-- EXERCISE --
Copy each line below containing "JSON".

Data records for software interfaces

=======

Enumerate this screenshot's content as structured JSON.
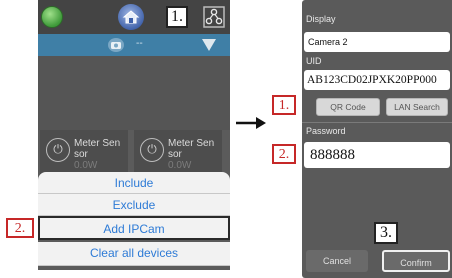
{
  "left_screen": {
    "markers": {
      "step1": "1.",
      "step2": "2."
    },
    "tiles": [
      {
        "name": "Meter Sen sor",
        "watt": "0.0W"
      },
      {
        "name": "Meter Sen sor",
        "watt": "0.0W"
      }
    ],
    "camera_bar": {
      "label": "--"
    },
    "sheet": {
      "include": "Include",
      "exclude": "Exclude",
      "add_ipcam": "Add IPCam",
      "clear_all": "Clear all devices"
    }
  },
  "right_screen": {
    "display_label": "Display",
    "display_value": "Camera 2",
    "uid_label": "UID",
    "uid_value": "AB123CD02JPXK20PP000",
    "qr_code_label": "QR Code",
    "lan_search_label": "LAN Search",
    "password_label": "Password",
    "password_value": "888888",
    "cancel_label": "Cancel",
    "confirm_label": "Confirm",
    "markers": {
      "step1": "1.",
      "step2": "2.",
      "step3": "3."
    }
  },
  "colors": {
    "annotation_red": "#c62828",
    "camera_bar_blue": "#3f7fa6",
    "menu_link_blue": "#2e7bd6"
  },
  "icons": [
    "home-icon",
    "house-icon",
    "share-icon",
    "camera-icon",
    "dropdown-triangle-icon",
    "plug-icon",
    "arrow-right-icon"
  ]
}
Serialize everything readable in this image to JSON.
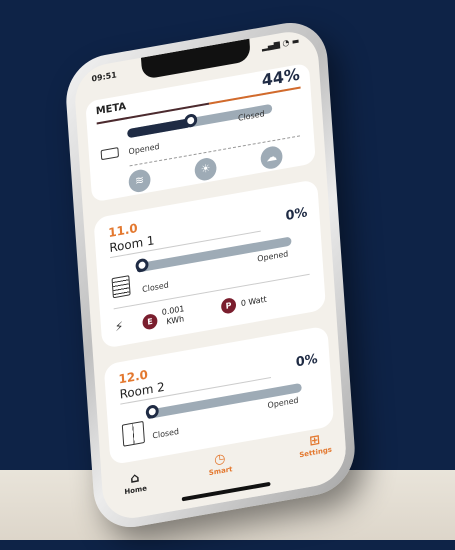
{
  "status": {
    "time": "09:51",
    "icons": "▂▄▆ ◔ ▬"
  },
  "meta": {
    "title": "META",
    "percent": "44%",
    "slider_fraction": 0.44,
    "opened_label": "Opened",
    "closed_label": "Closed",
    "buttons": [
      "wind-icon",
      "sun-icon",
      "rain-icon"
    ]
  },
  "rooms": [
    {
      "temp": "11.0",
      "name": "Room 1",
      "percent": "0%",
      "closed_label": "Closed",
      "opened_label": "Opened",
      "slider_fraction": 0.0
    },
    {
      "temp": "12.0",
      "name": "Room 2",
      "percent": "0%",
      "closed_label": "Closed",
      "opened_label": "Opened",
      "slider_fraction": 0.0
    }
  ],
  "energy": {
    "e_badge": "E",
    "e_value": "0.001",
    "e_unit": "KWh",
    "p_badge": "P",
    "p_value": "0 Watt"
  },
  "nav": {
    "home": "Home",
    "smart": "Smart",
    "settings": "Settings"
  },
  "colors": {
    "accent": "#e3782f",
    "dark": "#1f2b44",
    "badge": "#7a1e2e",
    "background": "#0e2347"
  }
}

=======

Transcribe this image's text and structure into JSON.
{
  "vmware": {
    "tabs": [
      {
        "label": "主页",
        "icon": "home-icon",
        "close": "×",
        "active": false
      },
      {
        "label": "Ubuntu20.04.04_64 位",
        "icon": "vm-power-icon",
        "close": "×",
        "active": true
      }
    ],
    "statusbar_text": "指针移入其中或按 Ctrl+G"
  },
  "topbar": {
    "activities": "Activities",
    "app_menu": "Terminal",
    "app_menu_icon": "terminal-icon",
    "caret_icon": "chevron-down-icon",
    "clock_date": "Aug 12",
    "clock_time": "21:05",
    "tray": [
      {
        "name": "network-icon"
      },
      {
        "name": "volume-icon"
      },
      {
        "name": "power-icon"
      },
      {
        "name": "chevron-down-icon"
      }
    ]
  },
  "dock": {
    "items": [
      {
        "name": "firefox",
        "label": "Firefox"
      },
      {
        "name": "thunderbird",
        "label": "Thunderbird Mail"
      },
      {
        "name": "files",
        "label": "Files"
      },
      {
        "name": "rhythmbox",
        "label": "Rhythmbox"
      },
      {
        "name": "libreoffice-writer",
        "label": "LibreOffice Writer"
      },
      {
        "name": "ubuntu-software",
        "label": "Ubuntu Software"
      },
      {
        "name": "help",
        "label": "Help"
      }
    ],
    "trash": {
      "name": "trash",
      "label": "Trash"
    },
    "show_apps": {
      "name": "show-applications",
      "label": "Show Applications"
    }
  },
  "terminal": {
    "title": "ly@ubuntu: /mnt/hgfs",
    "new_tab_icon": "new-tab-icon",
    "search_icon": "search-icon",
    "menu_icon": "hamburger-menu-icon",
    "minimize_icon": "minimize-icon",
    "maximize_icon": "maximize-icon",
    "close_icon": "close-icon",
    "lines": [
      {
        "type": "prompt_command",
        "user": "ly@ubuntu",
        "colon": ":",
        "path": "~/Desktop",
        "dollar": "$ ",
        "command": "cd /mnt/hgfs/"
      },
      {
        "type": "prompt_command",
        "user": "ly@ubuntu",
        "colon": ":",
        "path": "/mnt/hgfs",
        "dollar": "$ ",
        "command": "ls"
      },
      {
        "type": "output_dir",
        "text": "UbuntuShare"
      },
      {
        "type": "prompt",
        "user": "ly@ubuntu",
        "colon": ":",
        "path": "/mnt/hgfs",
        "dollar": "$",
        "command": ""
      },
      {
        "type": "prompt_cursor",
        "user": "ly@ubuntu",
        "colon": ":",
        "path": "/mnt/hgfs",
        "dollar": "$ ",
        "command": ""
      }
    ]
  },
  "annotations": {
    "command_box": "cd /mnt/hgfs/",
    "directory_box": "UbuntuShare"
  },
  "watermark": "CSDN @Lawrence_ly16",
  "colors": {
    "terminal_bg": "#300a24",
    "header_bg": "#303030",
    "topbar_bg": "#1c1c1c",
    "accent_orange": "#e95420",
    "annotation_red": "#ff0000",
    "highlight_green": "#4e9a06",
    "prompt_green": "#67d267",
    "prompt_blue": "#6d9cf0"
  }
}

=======

-- ANSWER TO THIS TASK --
Enumerate this screenshot's content as structured JSON.
Serialize everything readable in this image to JSON.
Transcribe this image's text and structure into JSON.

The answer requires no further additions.